Bend your elbow 90 degrees, and rest your forearm against a door frame or wall, with your fingers pointing towards the ceiling. Lean forwards creating a stretch across your upper arm, front shoulder and slightly into your chest. This exercise stretches the pectoral muscle.

What next?

We all build bad postural habits over time - even if we try not to. For example, through sitting at a desk all day, holding babies on your hip or not stretching before and after exercise, we all build weakness and alternations in our movements. An assessment will show these and give you an awareness of how to change them.  

Those who have recurring pain or are under-performing will particularly benefit from having a postural assessment.
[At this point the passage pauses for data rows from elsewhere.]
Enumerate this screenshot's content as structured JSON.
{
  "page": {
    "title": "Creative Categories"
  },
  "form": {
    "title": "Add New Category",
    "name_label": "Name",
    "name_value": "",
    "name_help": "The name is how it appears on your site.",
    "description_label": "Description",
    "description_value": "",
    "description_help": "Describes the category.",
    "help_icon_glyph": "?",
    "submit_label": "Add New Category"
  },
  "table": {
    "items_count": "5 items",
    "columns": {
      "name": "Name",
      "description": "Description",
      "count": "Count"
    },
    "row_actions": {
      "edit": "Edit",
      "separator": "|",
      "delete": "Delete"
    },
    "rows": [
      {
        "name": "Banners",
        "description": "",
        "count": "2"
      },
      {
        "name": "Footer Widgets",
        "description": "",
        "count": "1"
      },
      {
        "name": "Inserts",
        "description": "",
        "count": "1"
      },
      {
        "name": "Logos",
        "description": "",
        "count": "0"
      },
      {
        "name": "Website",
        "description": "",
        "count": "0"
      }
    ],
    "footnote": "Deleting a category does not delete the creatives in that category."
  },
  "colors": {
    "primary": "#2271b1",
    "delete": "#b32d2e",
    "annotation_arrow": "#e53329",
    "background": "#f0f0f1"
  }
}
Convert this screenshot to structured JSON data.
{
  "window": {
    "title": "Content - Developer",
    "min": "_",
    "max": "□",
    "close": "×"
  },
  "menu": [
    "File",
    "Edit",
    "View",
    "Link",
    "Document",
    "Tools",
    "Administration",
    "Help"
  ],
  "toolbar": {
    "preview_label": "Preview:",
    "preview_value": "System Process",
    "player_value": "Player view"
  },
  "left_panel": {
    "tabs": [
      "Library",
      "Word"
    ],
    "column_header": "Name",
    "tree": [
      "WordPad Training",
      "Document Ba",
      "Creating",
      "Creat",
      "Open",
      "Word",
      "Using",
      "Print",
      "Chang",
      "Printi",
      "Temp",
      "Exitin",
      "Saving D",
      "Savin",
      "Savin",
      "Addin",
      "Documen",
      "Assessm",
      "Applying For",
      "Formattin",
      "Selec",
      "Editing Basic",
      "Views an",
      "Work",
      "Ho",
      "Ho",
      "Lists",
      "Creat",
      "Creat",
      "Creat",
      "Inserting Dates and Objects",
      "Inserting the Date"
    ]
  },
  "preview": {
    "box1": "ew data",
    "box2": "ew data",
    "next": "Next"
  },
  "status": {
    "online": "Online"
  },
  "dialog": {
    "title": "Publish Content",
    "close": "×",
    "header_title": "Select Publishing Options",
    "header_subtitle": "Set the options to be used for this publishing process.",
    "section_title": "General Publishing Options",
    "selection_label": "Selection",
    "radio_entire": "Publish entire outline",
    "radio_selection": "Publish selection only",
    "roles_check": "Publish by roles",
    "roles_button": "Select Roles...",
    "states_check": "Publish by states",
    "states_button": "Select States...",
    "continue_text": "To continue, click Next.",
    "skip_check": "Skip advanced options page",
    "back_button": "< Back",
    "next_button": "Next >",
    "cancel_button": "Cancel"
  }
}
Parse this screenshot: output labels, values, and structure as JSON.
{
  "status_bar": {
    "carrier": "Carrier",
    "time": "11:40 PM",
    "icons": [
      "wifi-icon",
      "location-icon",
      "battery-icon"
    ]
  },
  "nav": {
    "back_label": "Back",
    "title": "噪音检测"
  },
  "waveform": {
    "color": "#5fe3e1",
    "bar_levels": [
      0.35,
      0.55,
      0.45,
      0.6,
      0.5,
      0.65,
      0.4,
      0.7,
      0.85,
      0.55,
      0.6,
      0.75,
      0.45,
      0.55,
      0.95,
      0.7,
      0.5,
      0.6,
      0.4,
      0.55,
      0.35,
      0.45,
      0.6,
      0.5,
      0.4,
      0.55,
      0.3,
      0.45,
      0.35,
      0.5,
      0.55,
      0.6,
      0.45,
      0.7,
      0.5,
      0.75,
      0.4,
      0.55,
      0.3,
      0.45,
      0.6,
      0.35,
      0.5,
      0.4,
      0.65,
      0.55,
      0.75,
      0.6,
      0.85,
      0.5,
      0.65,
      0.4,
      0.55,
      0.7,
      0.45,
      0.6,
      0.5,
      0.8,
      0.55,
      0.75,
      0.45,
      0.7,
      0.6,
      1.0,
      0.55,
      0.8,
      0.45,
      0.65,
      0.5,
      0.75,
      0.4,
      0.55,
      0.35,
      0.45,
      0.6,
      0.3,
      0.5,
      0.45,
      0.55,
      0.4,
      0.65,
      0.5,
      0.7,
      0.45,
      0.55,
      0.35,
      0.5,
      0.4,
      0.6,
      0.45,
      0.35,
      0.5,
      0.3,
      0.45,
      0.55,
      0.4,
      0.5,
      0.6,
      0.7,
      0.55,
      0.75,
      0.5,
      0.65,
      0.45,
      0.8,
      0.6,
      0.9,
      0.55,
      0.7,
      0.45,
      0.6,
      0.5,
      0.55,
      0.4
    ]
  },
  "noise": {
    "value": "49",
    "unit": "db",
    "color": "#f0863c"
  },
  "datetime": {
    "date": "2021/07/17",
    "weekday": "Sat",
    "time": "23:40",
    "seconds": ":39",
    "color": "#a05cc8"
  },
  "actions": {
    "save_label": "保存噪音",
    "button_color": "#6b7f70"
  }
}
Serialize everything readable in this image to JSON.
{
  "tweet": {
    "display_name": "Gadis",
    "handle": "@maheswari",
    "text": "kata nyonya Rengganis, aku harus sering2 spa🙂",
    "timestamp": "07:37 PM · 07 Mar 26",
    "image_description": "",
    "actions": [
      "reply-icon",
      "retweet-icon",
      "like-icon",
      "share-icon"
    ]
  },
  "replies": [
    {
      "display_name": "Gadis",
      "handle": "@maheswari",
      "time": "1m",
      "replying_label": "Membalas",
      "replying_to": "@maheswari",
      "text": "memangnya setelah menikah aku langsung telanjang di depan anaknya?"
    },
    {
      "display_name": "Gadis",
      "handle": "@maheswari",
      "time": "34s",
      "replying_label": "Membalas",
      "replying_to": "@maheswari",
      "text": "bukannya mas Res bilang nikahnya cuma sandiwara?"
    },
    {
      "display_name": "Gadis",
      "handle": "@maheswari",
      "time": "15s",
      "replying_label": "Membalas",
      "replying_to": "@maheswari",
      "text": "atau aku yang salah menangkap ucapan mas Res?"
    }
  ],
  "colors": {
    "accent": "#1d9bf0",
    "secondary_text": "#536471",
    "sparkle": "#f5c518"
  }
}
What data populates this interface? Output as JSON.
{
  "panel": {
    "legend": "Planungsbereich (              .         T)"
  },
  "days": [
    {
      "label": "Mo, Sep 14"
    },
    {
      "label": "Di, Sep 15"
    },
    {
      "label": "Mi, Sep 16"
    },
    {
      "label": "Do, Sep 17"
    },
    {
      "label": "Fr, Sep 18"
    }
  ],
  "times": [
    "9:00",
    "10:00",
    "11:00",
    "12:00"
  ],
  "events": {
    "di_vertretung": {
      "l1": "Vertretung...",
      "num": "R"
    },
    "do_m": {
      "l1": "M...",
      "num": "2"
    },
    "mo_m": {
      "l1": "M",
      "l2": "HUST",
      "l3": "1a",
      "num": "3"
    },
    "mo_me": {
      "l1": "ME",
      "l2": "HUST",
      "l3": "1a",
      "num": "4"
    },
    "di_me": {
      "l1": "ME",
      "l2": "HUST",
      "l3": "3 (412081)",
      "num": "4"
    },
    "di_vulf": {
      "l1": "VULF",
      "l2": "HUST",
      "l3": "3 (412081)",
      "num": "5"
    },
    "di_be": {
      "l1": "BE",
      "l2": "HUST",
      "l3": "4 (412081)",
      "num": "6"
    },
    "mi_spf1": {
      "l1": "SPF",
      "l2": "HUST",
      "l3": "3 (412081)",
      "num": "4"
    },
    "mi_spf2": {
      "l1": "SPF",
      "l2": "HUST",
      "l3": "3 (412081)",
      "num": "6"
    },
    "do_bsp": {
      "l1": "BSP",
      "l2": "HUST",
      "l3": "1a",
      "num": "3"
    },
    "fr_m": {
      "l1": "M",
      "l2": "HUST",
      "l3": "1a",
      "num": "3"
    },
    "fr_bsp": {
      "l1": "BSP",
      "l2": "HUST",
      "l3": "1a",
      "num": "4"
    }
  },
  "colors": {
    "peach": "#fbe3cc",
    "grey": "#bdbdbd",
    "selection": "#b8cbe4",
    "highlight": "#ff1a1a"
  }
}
Awareness is the first step to understanding and correcting any underlying issue.

Harry Sherlock is our key therapist for all things postural.  If you are concerned about your posture - or any other conditions please contact us, we are here to help.

Other resources: Watch our Facebook Live discussion about posture.